Dr. Sandra Brooke has been instrumental in the process of protecting deep sea corals in the Mid-Atlantic. NOAA Fisheries just announced the final rule for the Mid-Atlantic Fishery Management Council’s action to designate a large offshore protected area, >38,000 sq miles of canyon and slope habitat from bottom tending gear.
FSUCML in the News
Dr. Dean Grubbs and doctoral student Bianca Prohaska were highlighted in IUCN's (International Union for Conservation of Nature) Sawfish Network Newsletter for their research on sawfish in the U.S. and in the Bahamas.
Research conducted at FSUCML can heavily impact conservation and management decisions. In order to expand research opportunities, FSUCML has a plan to expand and develop new research facilities for faculty and visiting scientists.
Brendan Talwar, former graduate student in the Grubbs Laboratory, and Dr. Dean Grubbs, FSUCML faculty, share the first published manuscript from their work focused on the post-release mortality of deep-sea bycatch species.
Florida Sportsman Magazine highlights programs at Florida universities, including the reef fish and habitat research of FSUCML director, Dr. Felicia Coleman, and FSUCML faculty, Dr. Chirs Koenig, and how the two have used their research findings to influence the policy arena.
This WCTV video segment highlights Dr. Dean Grubbs' and Dr. Chip Cotton's research showing that cownose ray populations were not in fact exploding as a previous study suggested. In this segment, Dr. Grubbs discusses how they came to this conclusion.
Dr. Dean Grubbs discusses the mating rituals of sharks in new book, "Sex in the Sea," by Marah J. Hardt. Hardt, who was a former intern of Grubbs' at the Bimini Sharklab, gives a quirky and educational look into sex under the waves. Learn more about the book.
Listen to this podcast for the latest publicity on Dr. Dean Grubbs' and Dr. Chip Cotton's paper disputing claims that the population of cownsoe rays in the Chesapeake bay had exploded. "It's biologically impossible for cownose ray populations to explode," says Dr. Grubbs. Cownose rays only have one pup every year, making it difficult for their population to "explode" as the 2007 study had claimed. Because of the slow rate of reproduction, the efforts to fish for these rays could be especially harmful.
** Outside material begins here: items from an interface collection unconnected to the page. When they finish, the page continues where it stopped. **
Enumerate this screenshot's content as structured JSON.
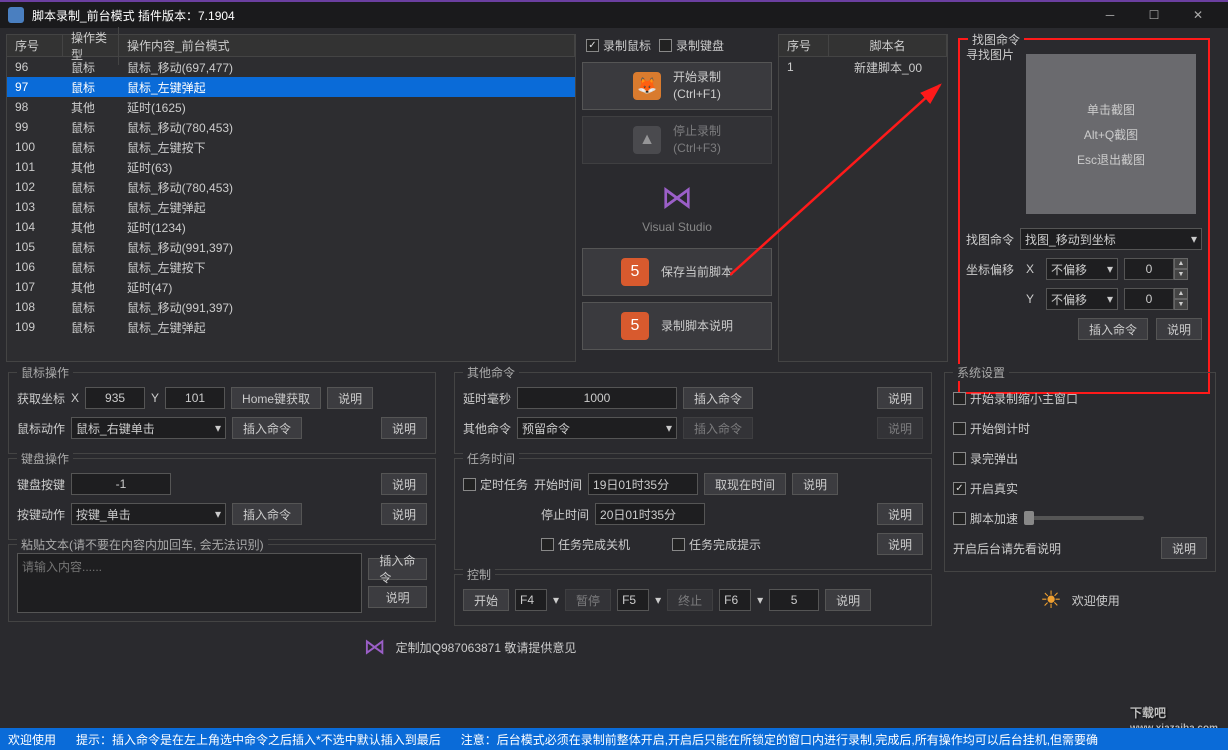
{
  "title": "脚本录制_前台模式  插件版本：7.1904",
  "gridHeaders": {
    "seq": "序号",
    "type": "操作类型",
    "content": "操作内容_前台模式"
  },
  "rows": [
    {
      "seq": "96",
      "type": "鼠标",
      "content": "鼠标_移动(697,477)"
    },
    {
      "seq": "97",
      "type": "鼠标",
      "content": "鼠标_左键弹起",
      "selected": true
    },
    {
      "seq": "98",
      "type": "其他",
      "content": "延时(1625)"
    },
    {
      "seq": "99",
      "type": "鼠标",
      "content": "鼠标_移动(780,453)"
    },
    {
      "seq": "100",
      "type": "鼠标",
      "content": "鼠标_左键按下"
    },
    {
      "seq": "101",
      "type": "其他",
      "content": "延时(63)"
    },
    {
      "seq": "102",
      "type": "鼠标",
      "content": "鼠标_移动(780,453)"
    },
    {
      "seq": "103",
      "type": "鼠标",
      "content": "鼠标_左键弹起"
    },
    {
      "seq": "104",
      "type": "其他",
      "content": "延时(1234)"
    },
    {
      "seq": "105",
      "type": "鼠标",
      "content": "鼠标_移动(991,397)"
    },
    {
      "seq": "106",
      "type": "鼠标",
      "content": "鼠标_左键按下"
    },
    {
      "seq": "107",
      "type": "其他",
      "content": "延时(47)"
    },
    {
      "seq": "108",
      "type": "鼠标",
      "content": "鼠标_移动(991,397)"
    },
    {
      "seq": "109",
      "type": "鼠标",
      "content": "鼠标_左键弹起"
    }
  ],
  "recordMouse": "录制鼠标",
  "recordKeyboard": "录制键盘",
  "startRecord": "开始录制",
  "startRecordKey": "(Ctrl+F1)",
  "stopRecord": "停止录制",
  "stopRecordKey": "(Ctrl+F3)",
  "vsLabel": "Visual Studio",
  "saveScript": "保存当前脚本",
  "scriptHelp": "录制脚本说明",
  "scriptHeaders": {
    "seq": "序号",
    "name": "脚本名"
  },
  "scripts": [
    {
      "seq": "1",
      "name": "新建脚本_00"
    }
  ],
  "mousePanel": {
    "title": "鼠标操作",
    "getCoord": "获取坐标",
    "x": "X",
    "xv": "935",
    "y": "Y",
    "yv": "101",
    "home": "Home键获取",
    "help": "说明",
    "action": "鼠标动作",
    "actionV": "鼠标_右键单击",
    "insert": "插入命令"
  },
  "keyPanel": {
    "title": "键盘操作",
    "key": "键盘按键",
    "keyV": "-1",
    "help": "说明",
    "action": "按键动作",
    "actionV": "按键_单击",
    "insert": "插入命令"
  },
  "pastePanel": {
    "title": "粘贴文本(请不要在内容内加回车, 会无法识别)",
    "placeholder": "请输入内容......",
    "insert": "插入命令",
    "help": "说明"
  },
  "otherPanel": {
    "title": "其他命令",
    "delay": "延时毫秒",
    "delayV": "1000",
    "insert": "插入命令",
    "help": "说明",
    "cmd": "其他命令",
    "cmdV": "预留命令"
  },
  "taskPanel": {
    "title": "任务时间",
    "timed": "定时任务",
    "start": "开始时间",
    "startV": "19日01时35分",
    "getNow": "取现在时间",
    "help": "说明",
    "stop": "停止时间",
    "stopV": "20日01时35分",
    "shutdown": "任务完成关机",
    "notify": "任务完成提示"
  },
  "ctrlPanel": {
    "title": "控制",
    "start": "开始",
    "startK": "F4",
    "pause": "暂停",
    "pauseK": "F5",
    "stop": "终止",
    "stopK": "F6",
    "count": "5",
    "help": "说明"
  },
  "findImg": {
    "title": "找图命令",
    "search": "寻找图片",
    "click": "单击截图",
    "altq": "Alt+Q截图",
    "esc": "Esc退出截图",
    "cmd": "找图命令",
    "cmdV": "找图_移动到坐标",
    "offset": "坐标偏移",
    "x": "X",
    "xv": "不偏移",
    "xn": "0",
    "y": "Y",
    "yv": "不偏移",
    "yn": "0",
    "insert": "插入命令",
    "help": "说明"
  },
  "sysPanel": {
    "title": "系统设置",
    "minimize": "开始录制缩小主窗口",
    "countdown": "开始倒计时",
    "popup": "录完弹出",
    "real": "开启真实",
    "accel": "脚本加速",
    "bgHelp": "开启后台请先看说明",
    "help": "说明"
  },
  "welcome": "欢迎使用",
  "qq": "定制加Q987063871   敬请提供意见",
  "status": {
    "welcome": "欢迎使用",
    "tip1": "提示：插入命令是在左上角选中命令之后插入*不选中默认插入到最后",
    "tip2": "注意：后台模式必须在录制前整体开启,开启后只能在所锁定的窗口内进行录制,完成后,所有操作均可以后台挂机,但需要确"
  },
  "watermark": "下载吧",
  "watermarkUrl": "www.xiazaiba.com"
}
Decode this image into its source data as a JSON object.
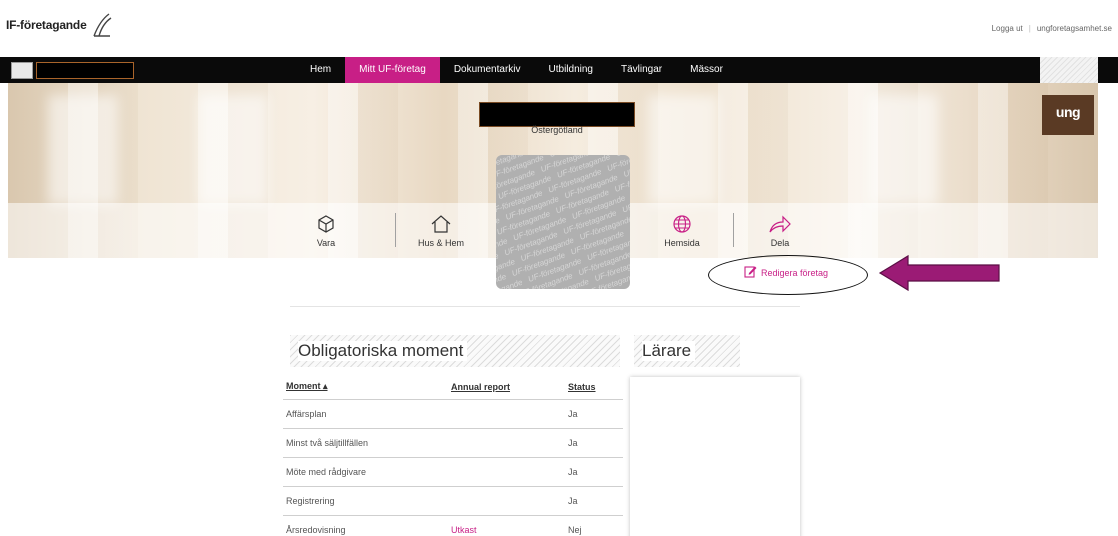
{
  "brand": {
    "name": "IF-företagande"
  },
  "top_links": {
    "logout": "Logga ut",
    "separator": "|",
    "site": "ungforetagsamhet.se"
  },
  "nav": {
    "items": [
      {
        "label": "Hem",
        "active": false
      },
      {
        "label": "Mitt UF-företag",
        "active": true
      },
      {
        "label": "Dokumentarkiv",
        "active": false
      },
      {
        "label": "Utbildning",
        "active": false
      },
      {
        "label": "Tävlingar",
        "active": false
      },
      {
        "label": "Mässor",
        "active": false
      }
    ],
    "active_color": "#c81f86"
  },
  "hero": {
    "region": "Östergötland",
    "badge": "ung"
  },
  "categories": [
    {
      "label": "Vara",
      "icon": "cube-icon"
    },
    {
      "label": "Hus & Hem",
      "icon": "house-icon"
    },
    {
      "label": "Hemsida",
      "icon": "globe-icon"
    },
    {
      "label": "Dela",
      "icon": "share-arrow-icon"
    }
  ],
  "logo_watermark": "UF-företagande",
  "edit_link": "Redigera företag",
  "sections": {
    "obligatory": "Obligatoriska moment",
    "teachers": "Lärare"
  },
  "table": {
    "headers": {
      "moment": "Moment ▴",
      "annual": "Annual report",
      "status": "Status"
    },
    "rows": [
      {
        "moment": "Affärsplan",
        "annual": "",
        "status": "Ja"
      },
      {
        "moment": "Minst två säljtillfällen",
        "annual": "",
        "status": "Ja"
      },
      {
        "moment": "Möte med rådgivare",
        "annual": "",
        "status": "Ja"
      },
      {
        "moment": "Registrering",
        "annual": "",
        "status": "Ja"
      },
      {
        "moment": "Årsredovisning",
        "annual": "Utkast",
        "status": "Nej"
      }
    ]
  },
  "colors": {
    "accent": "#c81f86",
    "annotation_arrow": "#9b1b75"
  }
}
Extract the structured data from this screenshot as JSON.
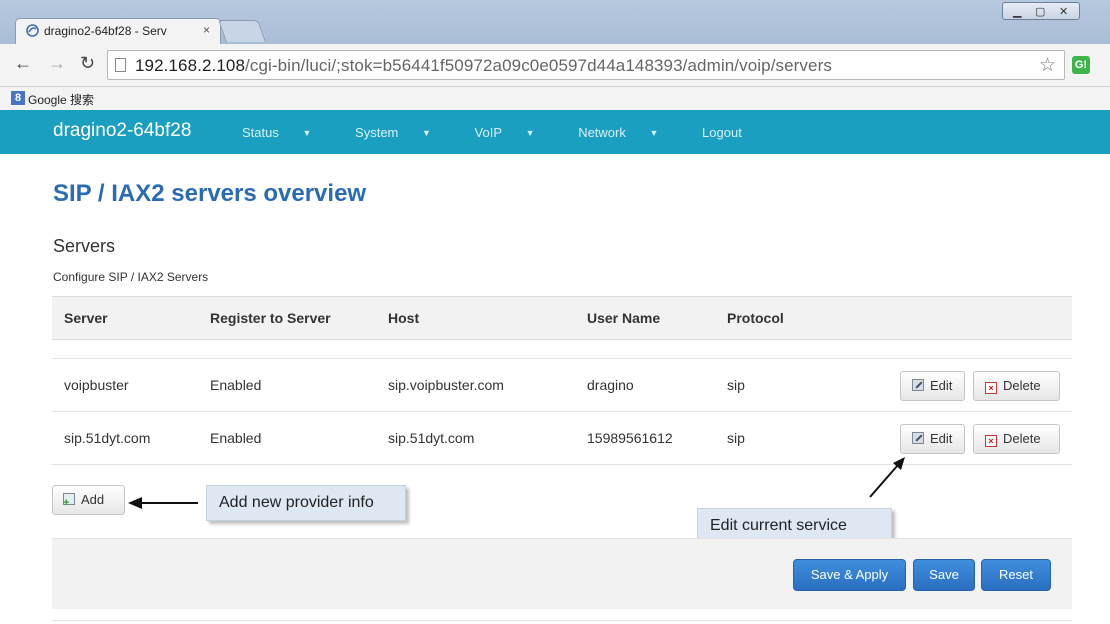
{
  "browser": {
    "tab_title": "dragino2-64bf28 - Serv",
    "tab_close": "×",
    "url_host": "192.168.2.108",
    "url_path": "/cgi-bin/luci/;stok=b56441f50972a09c0e0597d44a148393/admin/voip/servers",
    "bookmark_label": "Google 搜索",
    "bookmark_icon": "8",
    "ext_label": "G!"
  },
  "header": {
    "brand": "dragino2-64bf28",
    "menu": [
      {
        "label": "Status",
        "has_caret": true
      },
      {
        "label": "System",
        "has_caret": true
      },
      {
        "label": "VoIP",
        "has_caret": true
      },
      {
        "label": "Network",
        "has_caret": true
      },
      {
        "label": "Logout",
        "has_caret": false
      }
    ]
  },
  "page": {
    "title": "SIP / IAX2 servers overview",
    "section_title": "Servers",
    "section_desc": "Configure SIP / IAX2 Servers"
  },
  "table": {
    "headers": [
      "Server",
      "Register to Server",
      "Host",
      "User Name",
      "Protocol"
    ],
    "rows": [
      {
        "server": "voipbuster",
        "register": "Enabled",
        "host": "sip.voipbuster.com",
        "user": "dragino",
        "protocol": "sip"
      },
      {
        "server": "sip.51dyt.com",
        "register": "Enabled",
        "host": "sip.51dyt.com",
        "user": "15989561612",
        "protocol": "sip"
      }
    ],
    "edit_label": "Edit",
    "delete_label": "Delete"
  },
  "add_label": "Add",
  "annotations": {
    "add_callout": "Add  new provider info",
    "edit_callout": "Edit current service"
  },
  "actions": {
    "save_apply": "Save & Apply",
    "save": "Save",
    "reset": "Reset"
  },
  "colors": {
    "header_bg": "#1a9fc0",
    "title": "#2a6cb3",
    "primary_button": "#2a6ec0"
  }
}
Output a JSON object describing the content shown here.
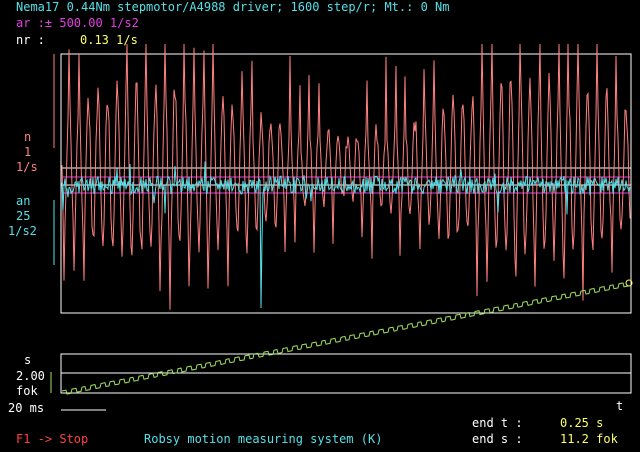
{
  "header": {
    "title": "Nema17 0.44Nm stepmotor/A4988 driver; 1600 step/r; Mt.: 0 Nm",
    "ar_label": "ar :± 500.00 1/s2",
    "nr_label": "nr :",
    "nr_value": "0.13 1/s"
  },
  "axis_left": {
    "n_label": "n",
    "n_scale": "1",
    "n_unit": "1/s",
    "an_label": "an",
    "an_scale": "25",
    "an_unit": "1/s2",
    "s_label": "s",
    "s_scale": "2.00",
    "s_unit": "fok"
  },
  "footer": {
    "time_scale": "20 ms",
    "t_axis": "t",
    "end_t_label": "end t :",
    "end_t_value": "0.25 s",
    "end_s_label": "end s :",
    "end_s_value": "11.2 fok",
    "stop_label": "F1 -> Stop",
    "system_label": "Robsy motion measuring system (K)"
  },
  "colors": {
    "title": "#55e0e8",
    "ar": "#e040e0",
    "speed": "#ff8080",
    "accel": "#55e0e8",
    "position": "#a0e060",
    "frame": "#ffffff",
    "stop": "#ff4040",
    "values": "#ffff66"
  }
}
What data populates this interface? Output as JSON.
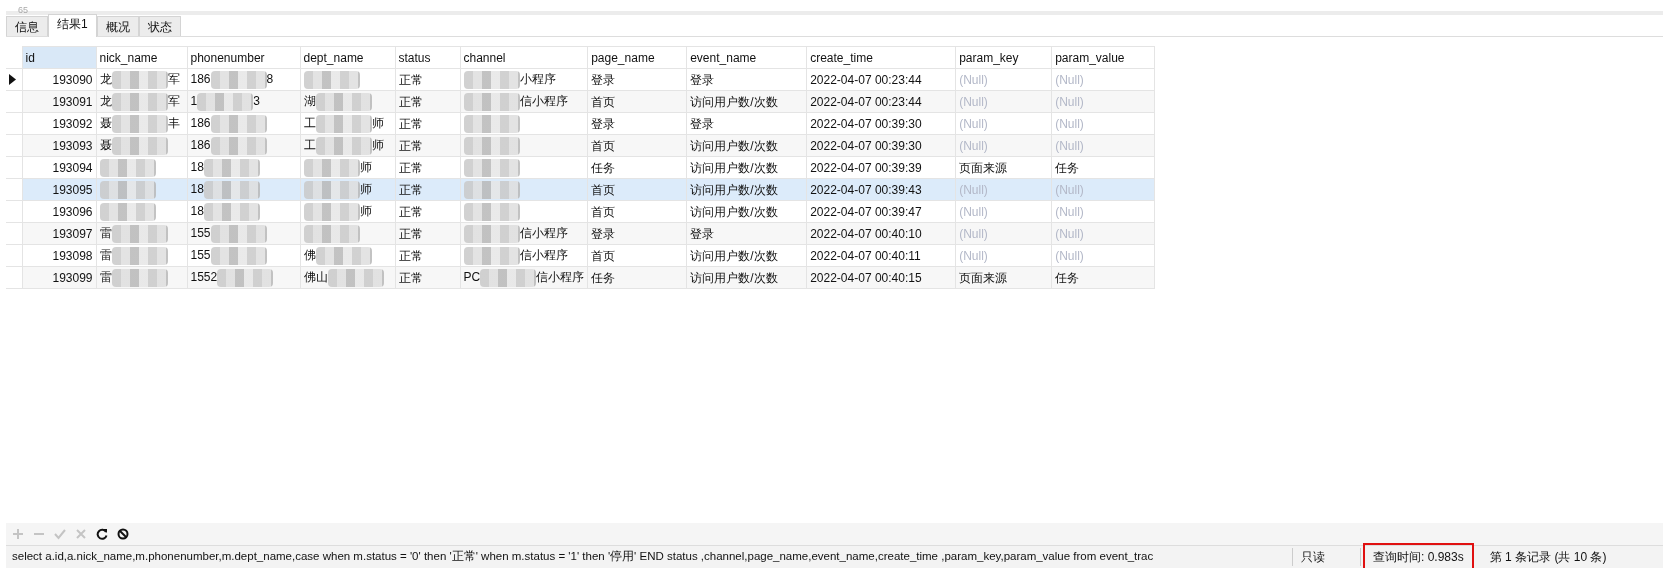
{
  "top_strip": {
    "text": "65"
  },
  "tabs": [
    {
      "label": "信息",
      "selected": false
    },
    {
      "label": "结果1",
      "selected": true
    },
    {
      "label": "概况",
      "selected": false
    },
    {
      "label": "状态",
      "selected": false
    }
  ],
  "grid": {
    "columns": [
      "id",
      "nick_name",
      "phonenumber",
      "dept_name",
      "status",
      "channel",
      "page_name",
      "event_name",
      "create_time",
      "param_key",
      "param_value"
    ],
    "rows": [
      {
        "current": true,
        "highlighted": false,
        "cells": [
          "193090",
          {
            "before": "龙",
            "after": "军"
          },
          {
            "before": "186",
            "after": "8"
          },
          {
            "redacted": true
          },
          "正常",
          {
            "after": "小程序"
          },
          "登录",
          "登录",
          "2022-04-07 00:23:44",
          {
            "text": "(Null)",
            "is_null": true
          },
          {
            "text": "(Null)",
            "is_null": true
          }
        ]
      },
      {
        "current": false,
        "highlighted": false,
        "cells": [
          "193091",
          {
            "before": "龙",
            "after": "军"
          },
          {
            "before": "1",
            "after": "3"
          },
          {
            "before": "湖"
          },
          "正常",
          {
            "after": "信小程序"
          },
          "首页",
          "访问用户数/次数",
          "2022-04-07 00:23:44",
          {
            "text": "(Null)",
            "is_null": true
          },
          {
            "text": "(Null)",
            "is_null": true
          }
        ]
      },
      {
        "current": false,
        "highlighted": false,
        "cells": [
          "193092",
          {
            "before": "聂",
            "after": "丰"
          },
          {
            "before": "186"
          },
          {
            "before": "工",
            "after": "师"
          },
          "正常",
          {
            "redacted": true
          },
          "登录",
          "登录",
          "2022-04-07 00:39:30",
          {
            "text": "(Null)",
            "is_null": true
          },
          {
            "text": "(Null)",
            "is_null": true
          }
        ]
      },
      {
        "current": false,
        "highlighted": false,
        "cells": [
          "193093",
          {
            "before": "聂"
          },
          {
            "before": "186"
          },
          {
            "before": "工",
            "after": "师"
          },
          "正常",
          {
            "redacted": true
          },
          "首页",
          "访问用户数/次数",
          "2022-04-07 00:39:30",
          {
            "text": "(Null)",
            "is_null": true
          },
          {
            "text": "(Null)",
            "is_null": true
          }
        ]
      },
      {
        "current": false,
        "highlighted": false,
        "cells": [
          "193094",
          {
            "redacted": true
          },
          {
            "before": "18"
          },
          {
            "after": "师"
          },
          "正常",
          {
            "redacted": true
          },
          "任务",
          "访问用户数/次数",
          "2022-04-07 00:39:39",
          {
            "text": "页面来源",
            "is_null": false
          },
          {
            "text": "任务",
            "is_null": false
          }
        ]
      },
      {
        "current": false,
        "highlighted": true,
        "cells": [
          "193095",
          {
            "redacted": true
          },
          {
            "before": "18"
          },
          {
            "after": "师"
          },
          "正常",
          {
            "redacted": true
          },
          "首页",
          "访问用户数/次数",
          "2022-04-07 00:39:43",
          {
            "text": "(Null)",
            "is_null": true
          },
          {
            "text": "(Null)",
            "is_null": true
          }
        ]
      },
      {
        "current": false,
        "highlighted": false,
        "cells": [
          "193096",
          {
            "redacted": true
          },
          {
            "before": "18"
          },
          {
            "after": "师"
          },
          "正常",
          {
            "redacted": true
          },
          "首页",
          "访问用户数/次数",
          "2022-04-07 00:39:47",
          {
            "text": "(Null)",
            "is_null": true
          },
          {
            "text": "(Null)",
            "is_null": true
          }
        ]
      },
      {
        "current": false,
        "highlighted": false,
        "cells": [
          "193097",
          {
            "before": "雷"
          },
          {
            "before": "155"
          },
          {
            "redacted": true
          },
          "正常",
          {
            "after": "信小程序"
          },
          "登录",
          "登录",
          "2022-04-07 00:40:10",
          {
            "text": "(Null)",
            "is_null": true
          },
          {
            "text": "(Null)",
            "is_null": true
          }
        ]
      },
      {
        "current": false,
        "highlighted": false,
        "cells": [
          "193098",
          {
            "before": "雷"
          },
          {
            "before": "155"
          },
          {
            "before": "佛"
          },
          "正常",
          {
            "after": "信小程序"
          },
          "首页",
          "访问用户数/次数",
          "2022-04-07 00:40:11",
          {
            "text": "(Null)",
            "is_null": true
          },
          {
            "text": "(Null)",
            "is_null": true
          }
        ]
      },
      {
        "current": false,
        "highlighted": false,
        "cells": [
          "193099",
          {
            "before": "雷"
          },
          {
            "before": "1552"
          },
          {
            "before": "佛山"
          },
          "正常",
          {
            "before": "PC",
            "after": "信小程序"
          },
          "任务",
          "访问用户数/次数",
          "2022-04-07 00:40:15",
          {
            "text": "页面来源",
            "is_null": false
          },
          {
            "text": "任务",
            "is_null": false
          }
        ]
      }
    ]
  },
  "toolbar": [
    {
      "kind": "add",
      "disabled": true
    },
    {
      "kind": "remove",
      "disabled": true
    },
    {
      "kind": "apply",
      "disabled": true
    },
    {
      "kind": "cancel",
      "disabled": true
    },
    {
      "kind": "refresh",
      "disabled": false
    },
    {
      "kind": "stop",
      "disabled": false
    }
  ],
  "status_bar": {
    "sql": "select  a.id,a.nick_name,m.phonenumber,m.dept_name,case when m.status = '0' then '正常' when  m.status = '1' then '停用' END status ,channel,page_name,event_name,create_time ,param_key,param_value  from event_trac",
    "mode": "只读",
    "query_time": {
      "text": "查询时间: 0.983s",
      "highlighted": true
    },
    "record": "第 1 条记录 (共 10 条)"
  }
}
Additonal coverage of Dr. Dean Grubbs' and Dr. Chip Cotton's latest publication challenging connections between shark declines and collapse of oyster populations. This article includes his thoughts on the original 2007 study and what red flags that caught his attention.
More coverage on Dr. Dean Grubbs' and Dr. Chip Cotton's research on trophic cascades involving sharks, cownose rays, and bivalves. This article in Science highlights how unregulated pressure of rays could have detrimental effects on their populations.